Gloucestershire Young Carers Twilight Briefing
THOUSANDS of children suffer in silence every day.
It is estimated that there are more than 700,000 young carers in the UK, and upwards of 13,000 care for more than 50 hours a week.
But organisations such as Gloucestershire Young Carers help dozens of youngsters in the county to live a positive, independent life, despite the demands they face at home.
Young Carers held a Twilight Briefing event at Blackfriars Priory, where youngsters had the opportunity to speak out about their issues in front of each other, as well as a variety of different agencies.
During the event, Ruth FitzJohn, chairman of the 2gether NHS Foundation Trust, spoke out for the first time about her own experiences of being a child in a family with issues of substance misuse.
She said: "I do know a little bit about how it feels to be a young carer, and it is our job to make sure it doesn't happen again to another generation."
Mrs FitzJohn, recently appointed as one of four new deputy lord-lieutenants in the county, told the conference that listening to the stories shared by the young carers there had brought her to the realisation, for the first time in her life, that she had been a young carer.
"We didn't use such terminology when I was a child," she added.
She went on to give a brief insight into her life supporting two parents with mental ill health, including alcoholism.
Afterwards she added: "Part of what the trust does is offer hope and opportunities for families to help create a better future.

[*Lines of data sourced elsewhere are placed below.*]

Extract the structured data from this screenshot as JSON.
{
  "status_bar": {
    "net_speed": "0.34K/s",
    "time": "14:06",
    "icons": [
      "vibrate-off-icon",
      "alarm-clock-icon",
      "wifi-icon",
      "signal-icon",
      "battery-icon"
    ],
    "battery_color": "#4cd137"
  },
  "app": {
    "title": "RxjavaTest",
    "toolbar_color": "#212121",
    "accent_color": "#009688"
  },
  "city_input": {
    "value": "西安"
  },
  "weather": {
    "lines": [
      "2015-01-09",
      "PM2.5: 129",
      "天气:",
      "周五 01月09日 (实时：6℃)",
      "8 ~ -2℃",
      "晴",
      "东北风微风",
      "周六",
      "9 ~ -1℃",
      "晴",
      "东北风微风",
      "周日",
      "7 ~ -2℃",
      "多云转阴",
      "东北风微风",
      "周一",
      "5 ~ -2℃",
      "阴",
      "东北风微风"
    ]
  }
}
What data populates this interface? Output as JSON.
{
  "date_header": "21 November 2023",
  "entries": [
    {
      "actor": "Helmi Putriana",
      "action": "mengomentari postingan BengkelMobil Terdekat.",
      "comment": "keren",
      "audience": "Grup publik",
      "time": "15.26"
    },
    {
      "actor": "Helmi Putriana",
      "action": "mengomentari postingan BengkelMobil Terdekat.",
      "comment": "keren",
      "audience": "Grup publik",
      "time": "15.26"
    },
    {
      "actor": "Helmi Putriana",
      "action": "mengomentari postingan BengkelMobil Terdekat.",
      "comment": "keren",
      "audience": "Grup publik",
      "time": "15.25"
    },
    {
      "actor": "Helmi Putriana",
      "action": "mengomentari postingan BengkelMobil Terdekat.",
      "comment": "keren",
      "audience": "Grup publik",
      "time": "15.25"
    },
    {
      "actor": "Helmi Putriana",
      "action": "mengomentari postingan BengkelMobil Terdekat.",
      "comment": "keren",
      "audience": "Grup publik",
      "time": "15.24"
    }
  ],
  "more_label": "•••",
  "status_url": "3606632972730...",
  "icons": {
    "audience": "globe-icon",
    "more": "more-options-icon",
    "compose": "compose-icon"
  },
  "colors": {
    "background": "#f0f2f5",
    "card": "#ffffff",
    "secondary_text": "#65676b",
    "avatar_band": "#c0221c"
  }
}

"I hear many stories of how young carers are unable to lead the lives afforded other young people because of their commitments at home.
"We need to continue to work in partnership, to make reasonable adjustments and help ensure that the impact on the whole family is minimised."
Ele Semadeni, operations manager for Gloucestershire Young Carers, has praised last week's event and also Mrs FitzJohn for speaking out.
She said: "It is good for young carers to meet with people who have gone through similar experiences to themselves and yet have then gone on to achieve, in spite of, and despite, the challenges they faced earlier in their lives.
"In acknowledging that the young carers' own stories inspired her to speak up about her own family life, Ruth has demonstrated what events like the Twilight Briefing are all about – sharing experiences to bring about positive change."
A spokesman for the trust added: "Supporting our service users' entire family is extremely important.
"Through our new partnership with Gloucestershire Young Carers we are able to enhance that support even further.
"A joint project we are working on – the Gloucestershire Family Mental Health Empowerment Project – aims to minimise the impact of parental mental illness on dependent children.
"The ultimate goal is that young carers benefit from feeling less isolated and their parents feel more empowered to talk about and resolve the challenges that they are facing together."